Fig.1 Scott Mitchell (6 April 2011 at 01:32pm). "The Beast File: Koch Brothers", ABC News, [available at: http://hungrybeast.abc.net.au/stories/beast-file-koch-brothers] via: mrpolity1 (uploaded 2 June 2011). "Koch Brothers - The Kochtopus", YouTube
"Alberta sits over one of the largest recoverable oil patches in the world, second only to Saudi Arabia. It covers 149, 000 square kilometers, an area larger than Florida, and holds at least 175 billion barrels of recoverable crude bitumen. Canada has become the largest supplier of oil to the U.S., with over a million barrels per day coming from the oil sands. Currently 40% of all oil produced in Canada is derived from the oil sands.
The crude oil produced from the oil sands, the dirtiest oil in the world, could keep the global appetite for oil at bay for another 50 years.
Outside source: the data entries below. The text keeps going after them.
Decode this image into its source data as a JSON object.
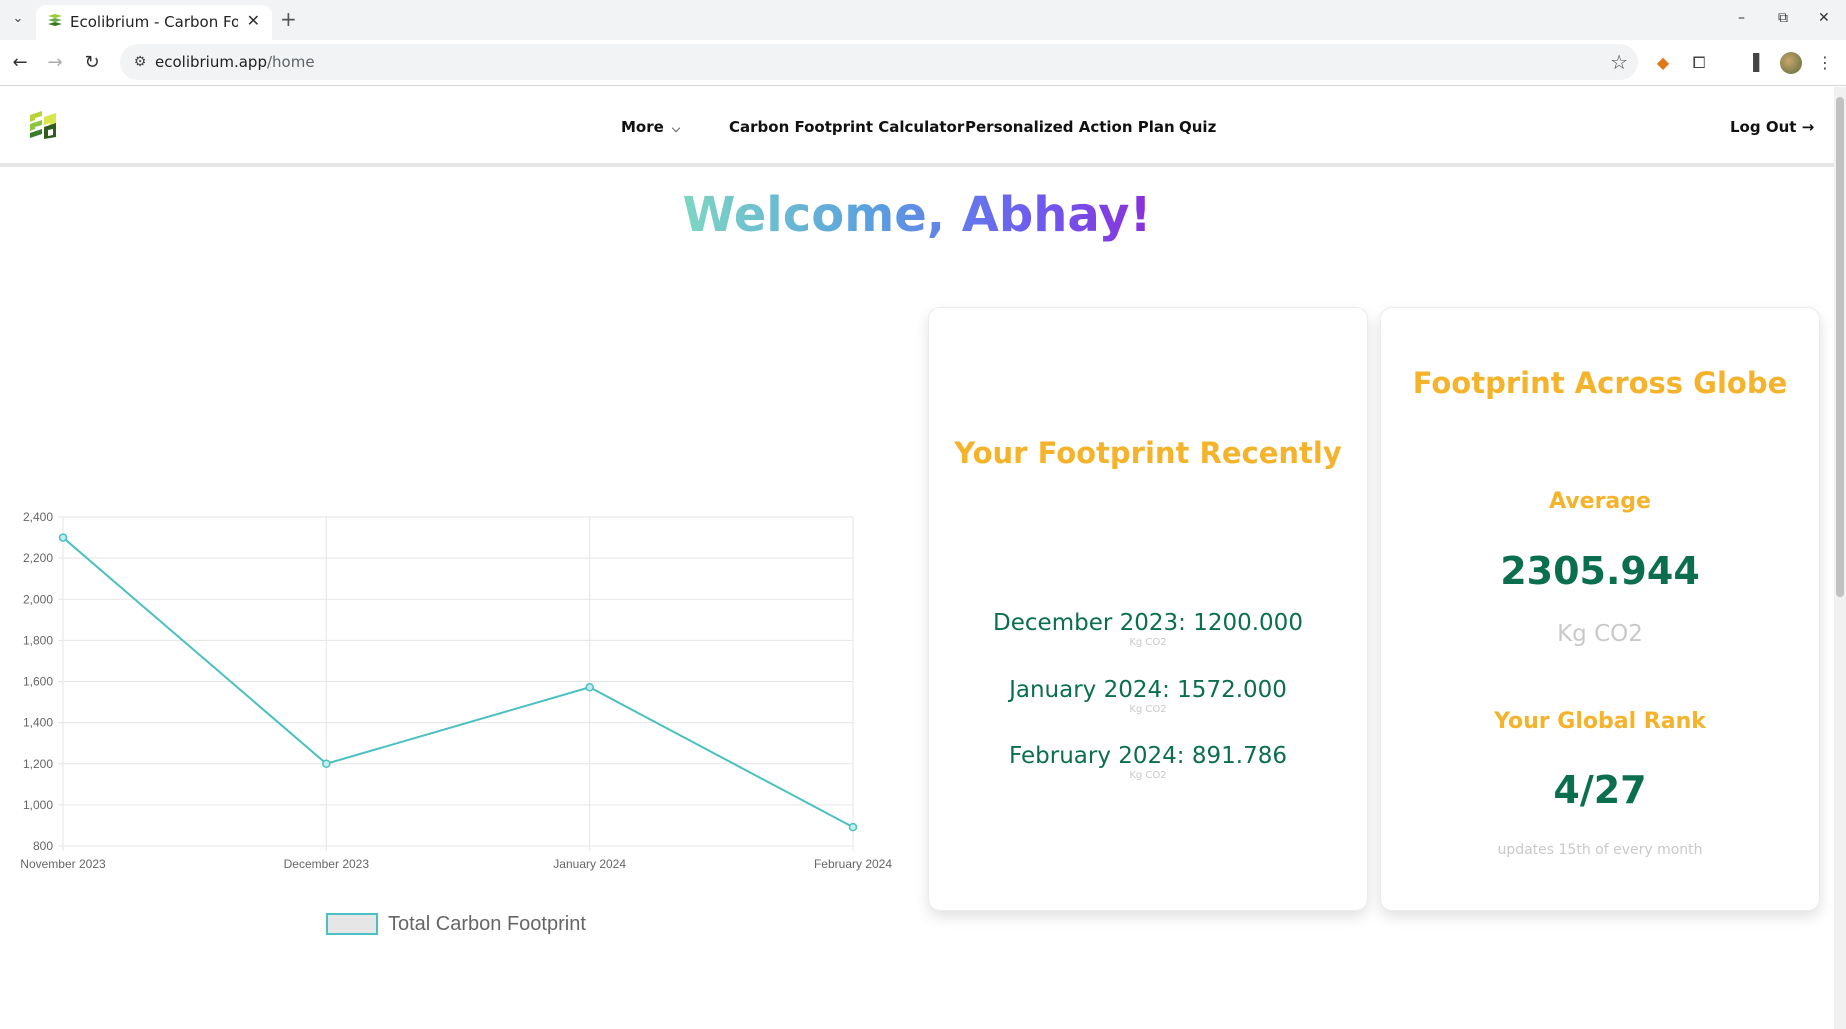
{
  "browser": {
    "tab_title": "Ecolibrium - Carbon Footprint",
    "url_host": "ecolibrium.app",
    "url_path": "/home"
  },
  "nav": {
    "more": "More",
    "calculator": "Carbon Footprint Calculator",
    "action_plan": "Personalized Action Plan",
    "quiz": "Quiz",
    "logout": "Log Out →"
  },
  "welcome": "Welcome, Abhay!",
  "chart_data": {
    "type": "line",
    "categories": [
      "November 2023",
      "December 2023",
      "January 2024",
      "February 2024"
    ],
    "series": [
      {
        "name": "Total Carbon Footprint",
        "values": [
          2300,
          1200,
          1572,
          891.786
        ],
        "color": "#4bc0c0"
      }
    ],
    "ylim": [
      800,
      2400
    ],
    "yticks": [
      "2,400",
      "2,200",
      "2,000",
      "1,800",
      "1,600",
      "1,400",
      "1,200",
      "1,000",
      "800"
    ],
    "grid": true,
    "legend": "bottom"
  },
  "recent": {
    "title": "Your Footprint Recently",
    "items": [
      {
        "label": "December 2023: 1200.000",
        "unit": "Kg CO2"
      },
      {
        "label": "January 2024: 1572.000",
        "unit": "Kg CO2"
      },
      {
        "label": "February 2024: 891.786",
        "unit": "Kg CO2"
      }
    ]
  },
  "globe": {
    "title": "Footprint Across Globe",
    "average_label": "Average",
    "average_value": "2305.944",
    "average_unit": "Kg CO2",
    "rank_label": "Your Global Rank",
    "rank_value": "4/27",
    "note": "updates 15th of every month"
  }
}
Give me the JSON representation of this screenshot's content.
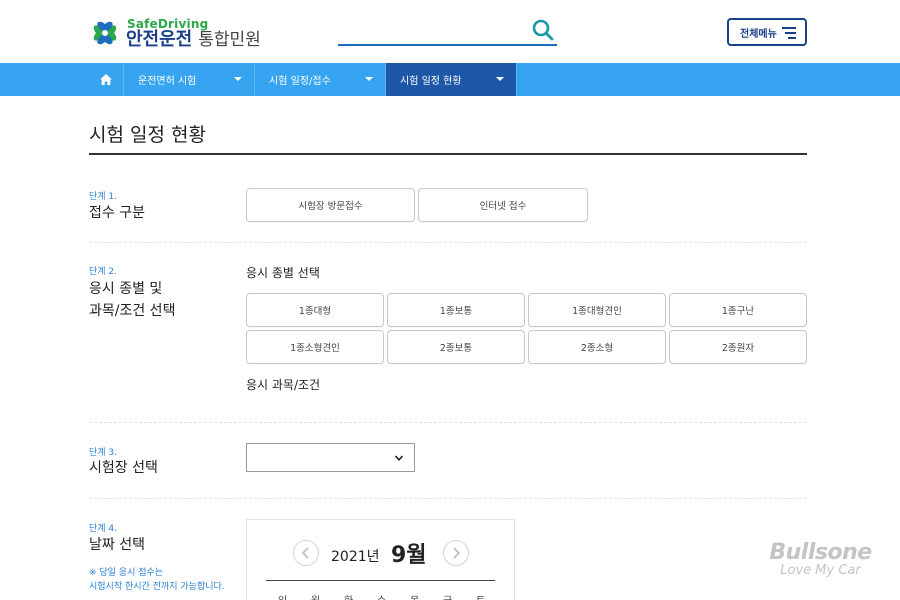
{
  "header": {
    "logo": {
      "top": "SafeDriving",
      "brand": "안전운전",
      "sub": "통합민원"
    },
    "search": {
      "placeholder": ""
    },
    "menu_label": "전체메뉴"
  },
  "nav": {
    "items": [
      {
        "label": "운전면허 시험"
      },
      {
        "label": "시험 일정/접수"
      },
      {
        "label": "시험 일정 현황"
      }
    ]
  },
  "page": {
    "title": "시험 일정 현황"
  },
  "steps": {
    "s1": {
      "label": "단계 1.",
      "title": "접수 구분",
      "options": [
        "시험장 방문접수",
        "인터넷 접수"
      ]
    },
    "s2": {
      "label": "단계 2.",
      "title_line1": "응시 종별 및",
      "title_line2": "과목/조건 선택",
      "heading": "응시 종별 선택",
      "options": [
        "1종대형",
        "1종보통",
        "1종대형견인",
        "1종구난",
        "1종소형견인",
        "2종보통",
        "2종소형",
        "2종원자"
      ],
      "subject_heading": "응시 과목/조건"
    },
    "s3": {
      "label": "단계 3.",
      "title": "시험장 선택",
      "selected": ""
    },
    "s4": {
      "label": "단계 4.",
      "title": "날짜 선택",
      "note_line1": "※ 당일 응시 접수는",
      "note_line2": "시험시작 한시간 전까지 가능합니다."
    }
  },
  "calendar": {
    "year": "2021년",
    "month": "9월",
    "weekdays": [
      "일",
      "월",
      "화",
      "수",
      "목",
      "금",
      "토"
    ]
  },
  "watermark": {
    "main": "Bullsone",
    "sub": "Love My Car"
  },
  "colors": {
    "nav": "#37a4f2",
    "nav_active": "#1d58a8",
    "brand": "#1b3f8a",
    "accent": "#2a7fd4",
    "logo_green": "#2aa84a"
  }
}
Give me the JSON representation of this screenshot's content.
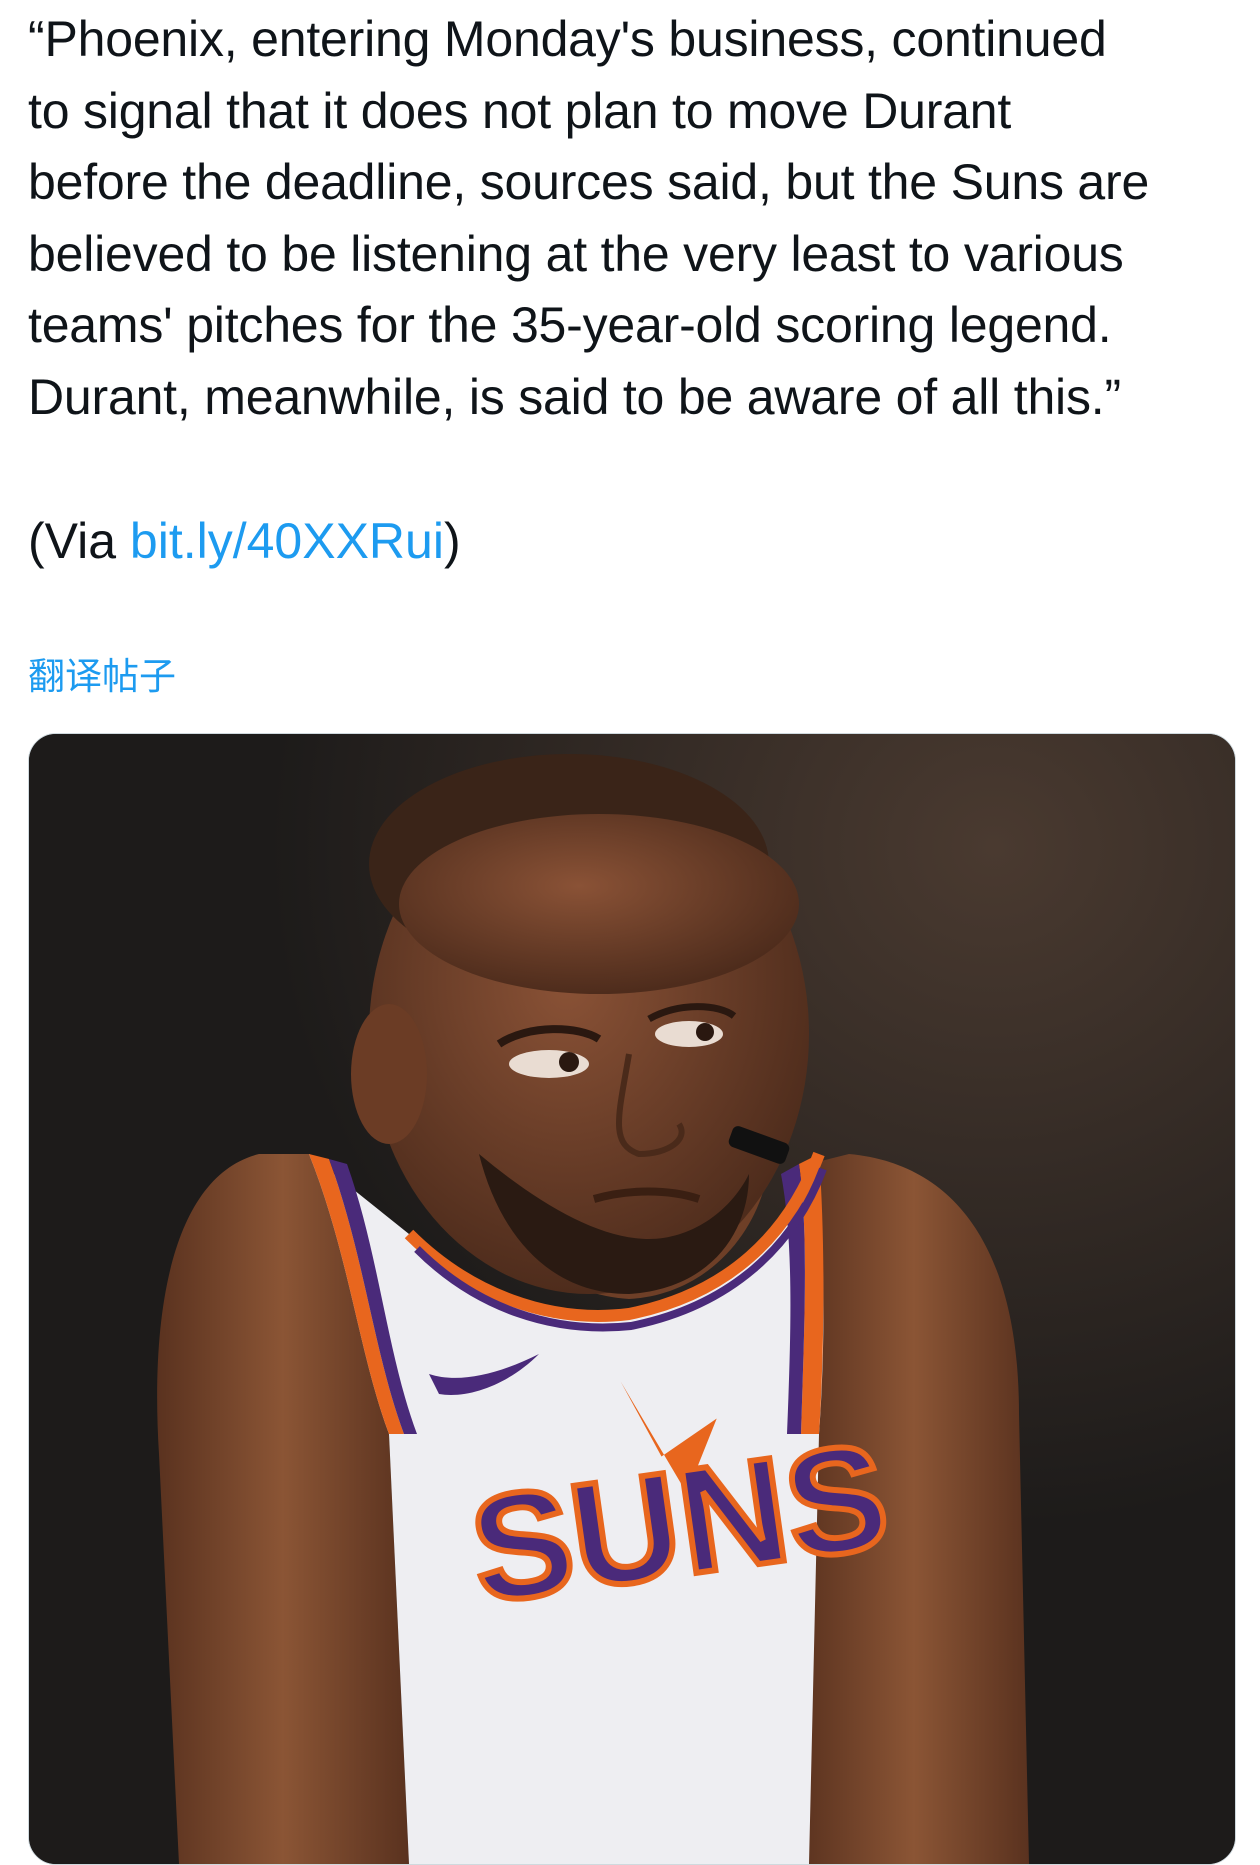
{
  "post": {
    "quote_text": "“Phoenix, entering Monday's business, continued\nto signal that it does not plan to move Durant\nbefore the deadline, sources said, but the Suns are\nbelieved to be listening at the very least to various\nteams' pitches for the 35-year-old scoring legend.\nDurant, meanwhile, is said to be aware of all this.”",
    "via_prefix": "(Via ",
    "via_link": "bit.ly/40XXRui",
    "via_suffix": ")",
    "translate_label": "翻译帖子"
  },
  "media": {
    "jersey_wordmark": "SUNS",
    "colors": {
      "background": "#1d1b1a",
      "skin": "#7a4a30",
      "jersey": "#eeeef2",
      "trim_orange": "#e8661e",
      "trim_purple": "#4a2a7a",
      "link_blue": "#1d9bf0"
    }
  }
}
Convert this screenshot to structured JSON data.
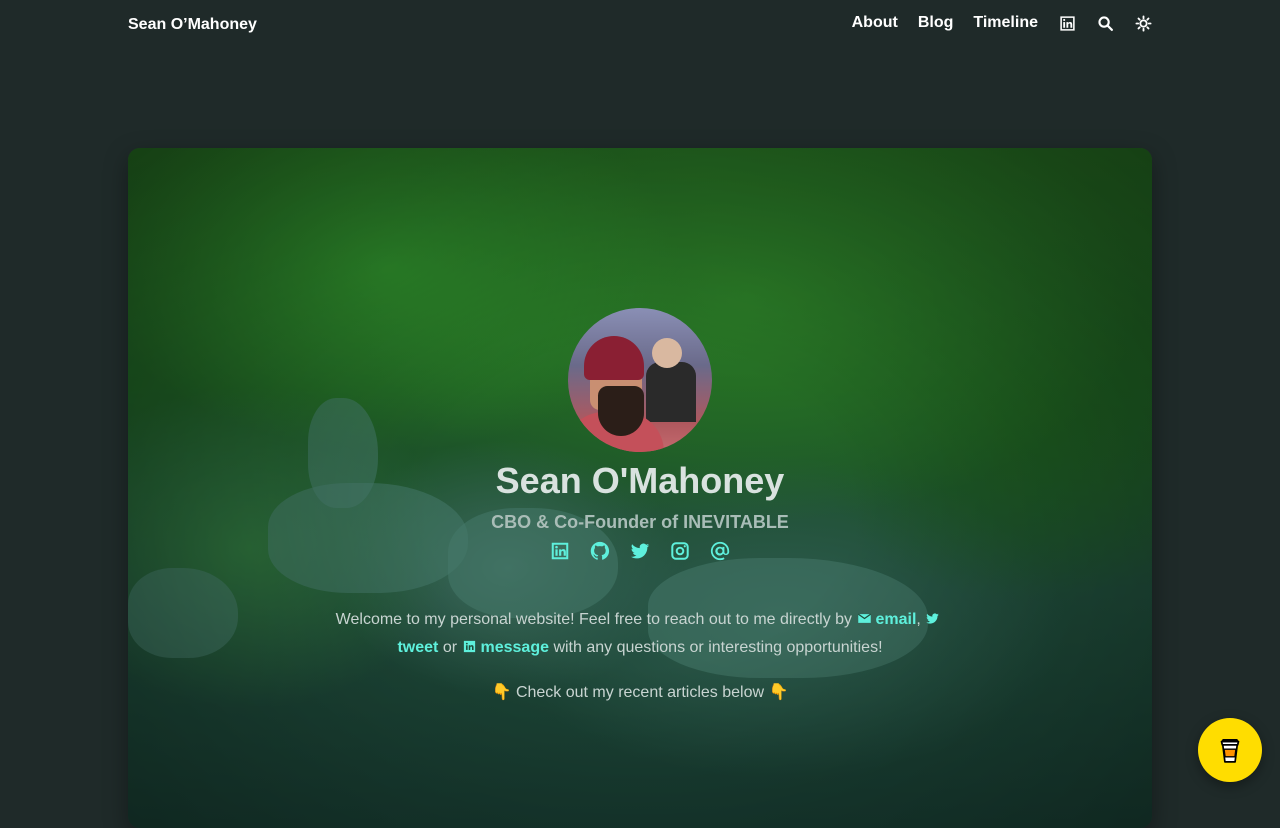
{
  "header": {
    "brand": "Sean O’Mahoney",
    "nav": [
      {
        "label": "About"
      },
      {
        "label": "Blog"
      },
      {
        "label": "Timeline"
      }
    ],
    "icons": [
      "linkedin-icon",
      "search-icon",
      "theme-toggle-icon"
    ]
  },
  "profile": {
    "name": "Sean O'Mahoney",
    "role": "CBO & Co-Founder of INEVITABLE",
    "socials": [
      "linkedin-icon",
      "github-icon",
      "twitter-icon",
      "instagram-icon",
      "at-icon"
    ]
  },
  "intro": {
    "before": "Welcome to my personal website! Feel free to reach out to me directly by ",
    "email_label": "email",
    "comma": ", ",
    "tweet_label": "tweet",
    "or": " or ",
    "message_label": "message",
    "after": " with any questions or interesting opportunities!"
  },
  "articles_note": "👇 Check out my recent articles below 👇",
  "colors": {
    "background": "#1f2a29",
    "accent": "#5ef0dc",
    "bmc_yellow": "#ffdd00"
  }
}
But oil sands are a fundamentally different kind of oil. They take a lot of energy and a lot of water and leave a very large environmental footprint compared to all other forms of oil extraction. Because of this, the massive changes to the boreal forest and the watershed have prompted the United Nations to list this region as a global hot spot for environmental change.
In addition, oil sands projects are major emitters of greenhouse gases. They accounted for 4% of Canada’s greenhouse gas emissions in 2005, making it impossible to meet obligations set out in Kyoto for emissions-reductions."
Fig.1 Dale Hayward & Sylvie Trouvé, James Braithwaite, Daniel Legace. 'La Moustache'.
"[Chris] Marker's production of an inventory for his filmic archive through gathering - shooting, finding existing footage, and editing - is enabled by this double power of the image. On one hand, the image-inventory simply lists images as instances of a collection, allowing each to resonate on its own, evoking its own possible meaning, descriptions, feelings, and thoughts and on the other, the shared qualitative aspect that links the images creates a pictorial inventory or catalogue of the growing filmic archive. The particularity of this catalogue is noteworthy. In linking images or collection-items by shared qualitative criteria, rather than by qualitative measures, this inventory constitutes a thesaurus of the collection rather than a taxonomy or classification. For, whereas the former loosely groups instances conceptually (words/images sharing a concept), the latter tightly organises the archive nomologically (according to a law: alphabetically, chronologically, etc.). This difference is crucial: classification is linear, laying out flat the vast heterology that is the archive, taming difference through a system that is based on sameness - items or terms belonging to the same latter of the alphabet, originating in the same year, being related to the same place etc. - imposing order through a movement from the many to the one. The inventory-building of the thesaurus, on the other hand, is rhizomorphous, starting from similarities and affinities and proceeding three-dimensionally from the one to the many, from similarity to difference. The shared quality or concept, the broader term of the thesaurus, moves through analogical bifurcations and creates a network of related, narrower terms, and arborescence of possible meanings without a classificatory claim on, or hope for precision, certainty and unique locatability. As such, the thesaurus enables a radically different kind of access to the archive from that gained through classification. Classification privileges individual items of a collection through a structure which allows their precise tracking while the thesaurus creates a conceptual archive from the archive that highlights the connections between items."
(Uriel Orlow, 2002)
2). Orlow, Uriel (2002) 'Chris Marker: The Archival Powers of the Image'. In: Comay, Rebecca and Knechtel, John, (eds.) Alphabet city #8: lost in the archives. Alphabet City Media Inc., Toronto, Canada, pp. 436-451. ISBN 0887846432